Added to this is our service approach, which I’ve already mentioned. Customers value this very highly indeed. At the end of the day it’s about providing our customers with the most appropriate plants on the basis of the holistic LCoE approach.

Plant manager Herbert Klausner talks with an employee.


Efficiency, technology, economic viability... What’s the most important thing in this connection?

We work on both enhancing our products and technologies, and reducing development times and making our plants more flexible. Flexible power generation is particularly important in constantly changing markets. To be able to give our customers the necessary flexibility and to be able to respond to a wide range of market requirements, we test our gas turbines running on different fuels and in different load states. For example our gas turbine at the Düsseldorf Fortuna power plant, an SGT5-8000H, can deliver full capacity in less than 25 minutes after a hot start, meaning it can also be used as a back-up for renewable energy. We supply proven technology to help customers all over the world use their facilities economically.
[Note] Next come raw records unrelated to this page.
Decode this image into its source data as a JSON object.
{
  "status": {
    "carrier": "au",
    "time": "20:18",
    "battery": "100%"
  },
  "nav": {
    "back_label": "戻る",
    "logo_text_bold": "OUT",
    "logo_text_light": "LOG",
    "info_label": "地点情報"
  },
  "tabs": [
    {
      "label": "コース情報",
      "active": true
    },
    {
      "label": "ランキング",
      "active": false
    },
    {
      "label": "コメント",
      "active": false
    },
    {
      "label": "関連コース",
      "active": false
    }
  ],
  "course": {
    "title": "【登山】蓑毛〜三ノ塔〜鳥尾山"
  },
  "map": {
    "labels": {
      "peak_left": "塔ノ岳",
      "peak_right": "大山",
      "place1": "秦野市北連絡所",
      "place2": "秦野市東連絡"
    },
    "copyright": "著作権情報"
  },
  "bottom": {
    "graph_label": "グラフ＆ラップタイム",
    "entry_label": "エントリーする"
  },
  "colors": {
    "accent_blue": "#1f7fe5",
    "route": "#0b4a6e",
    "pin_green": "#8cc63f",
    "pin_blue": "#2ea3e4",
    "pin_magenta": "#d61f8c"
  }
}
How has the gas turbine plant in Berlin responded to the major order for 24 of Siemens’ most powerful turbines, the SGT5-8000H, for three new power plants in Egypt?

A factory is always pleased when orders come in. It’s our people who make the difference, and they’re knuckling down to make sure this order is delivered on time. So far we’ve been well within schedule. We like to show that we were the right choice to build these turbines.

Barbara Simpson is a journalist based in Zurich.
Picture credits: Siemens AG